▸ **Exercise description**
Copy every line in the records below that contains the word "Family".
——
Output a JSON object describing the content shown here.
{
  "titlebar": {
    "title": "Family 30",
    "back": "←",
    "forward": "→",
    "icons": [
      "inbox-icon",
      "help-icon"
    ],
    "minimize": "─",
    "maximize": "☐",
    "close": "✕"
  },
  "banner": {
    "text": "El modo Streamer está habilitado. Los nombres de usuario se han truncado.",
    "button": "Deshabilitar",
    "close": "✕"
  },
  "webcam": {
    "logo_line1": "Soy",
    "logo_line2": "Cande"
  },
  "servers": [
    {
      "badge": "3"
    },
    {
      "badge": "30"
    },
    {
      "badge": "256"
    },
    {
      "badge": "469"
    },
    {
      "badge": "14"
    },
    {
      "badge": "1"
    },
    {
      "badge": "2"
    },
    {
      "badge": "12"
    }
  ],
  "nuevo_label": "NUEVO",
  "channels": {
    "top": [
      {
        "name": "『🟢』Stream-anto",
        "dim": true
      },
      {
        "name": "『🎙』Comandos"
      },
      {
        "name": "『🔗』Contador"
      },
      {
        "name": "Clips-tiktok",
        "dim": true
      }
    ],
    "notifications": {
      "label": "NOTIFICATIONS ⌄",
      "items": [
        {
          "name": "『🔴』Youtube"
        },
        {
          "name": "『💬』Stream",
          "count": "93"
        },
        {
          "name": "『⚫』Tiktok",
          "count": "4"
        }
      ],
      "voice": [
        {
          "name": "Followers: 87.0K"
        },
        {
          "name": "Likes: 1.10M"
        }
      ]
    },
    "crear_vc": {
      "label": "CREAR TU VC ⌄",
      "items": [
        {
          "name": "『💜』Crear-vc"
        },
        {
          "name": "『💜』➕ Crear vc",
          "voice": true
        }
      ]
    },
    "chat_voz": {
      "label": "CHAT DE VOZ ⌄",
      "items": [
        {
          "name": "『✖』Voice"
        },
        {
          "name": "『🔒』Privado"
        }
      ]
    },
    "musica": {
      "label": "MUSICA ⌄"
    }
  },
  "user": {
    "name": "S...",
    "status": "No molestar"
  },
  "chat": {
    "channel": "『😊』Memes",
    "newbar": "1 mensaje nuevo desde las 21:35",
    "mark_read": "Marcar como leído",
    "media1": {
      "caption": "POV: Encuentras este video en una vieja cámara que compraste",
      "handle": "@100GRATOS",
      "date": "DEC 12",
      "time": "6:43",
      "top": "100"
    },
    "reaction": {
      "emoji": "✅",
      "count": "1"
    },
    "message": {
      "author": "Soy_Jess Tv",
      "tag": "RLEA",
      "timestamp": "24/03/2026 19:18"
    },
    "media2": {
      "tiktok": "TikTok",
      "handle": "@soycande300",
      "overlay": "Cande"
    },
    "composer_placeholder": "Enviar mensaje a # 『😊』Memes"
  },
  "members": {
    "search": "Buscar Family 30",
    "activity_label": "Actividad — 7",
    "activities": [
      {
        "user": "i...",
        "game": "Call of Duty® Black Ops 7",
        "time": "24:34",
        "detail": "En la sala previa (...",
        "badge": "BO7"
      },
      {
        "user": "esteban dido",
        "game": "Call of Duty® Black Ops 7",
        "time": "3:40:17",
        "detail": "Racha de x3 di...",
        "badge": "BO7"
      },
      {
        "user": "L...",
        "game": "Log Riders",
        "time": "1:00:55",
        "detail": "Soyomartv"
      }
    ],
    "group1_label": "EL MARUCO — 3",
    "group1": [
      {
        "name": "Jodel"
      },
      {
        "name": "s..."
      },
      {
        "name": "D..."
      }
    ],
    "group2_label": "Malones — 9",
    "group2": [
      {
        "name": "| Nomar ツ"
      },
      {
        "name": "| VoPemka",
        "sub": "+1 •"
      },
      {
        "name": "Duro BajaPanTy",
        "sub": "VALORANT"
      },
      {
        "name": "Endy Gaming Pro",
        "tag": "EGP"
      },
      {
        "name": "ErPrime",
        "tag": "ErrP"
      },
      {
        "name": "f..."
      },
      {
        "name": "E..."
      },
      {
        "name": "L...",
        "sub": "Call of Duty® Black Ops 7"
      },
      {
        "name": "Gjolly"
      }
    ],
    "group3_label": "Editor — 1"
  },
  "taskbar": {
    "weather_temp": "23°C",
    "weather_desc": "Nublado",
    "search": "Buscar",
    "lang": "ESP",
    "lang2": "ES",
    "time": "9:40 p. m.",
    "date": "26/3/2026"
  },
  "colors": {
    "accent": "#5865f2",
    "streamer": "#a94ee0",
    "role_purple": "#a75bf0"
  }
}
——
▸ **Result below**
    "title": "Family 30",
    "search": "Buscar Family 30",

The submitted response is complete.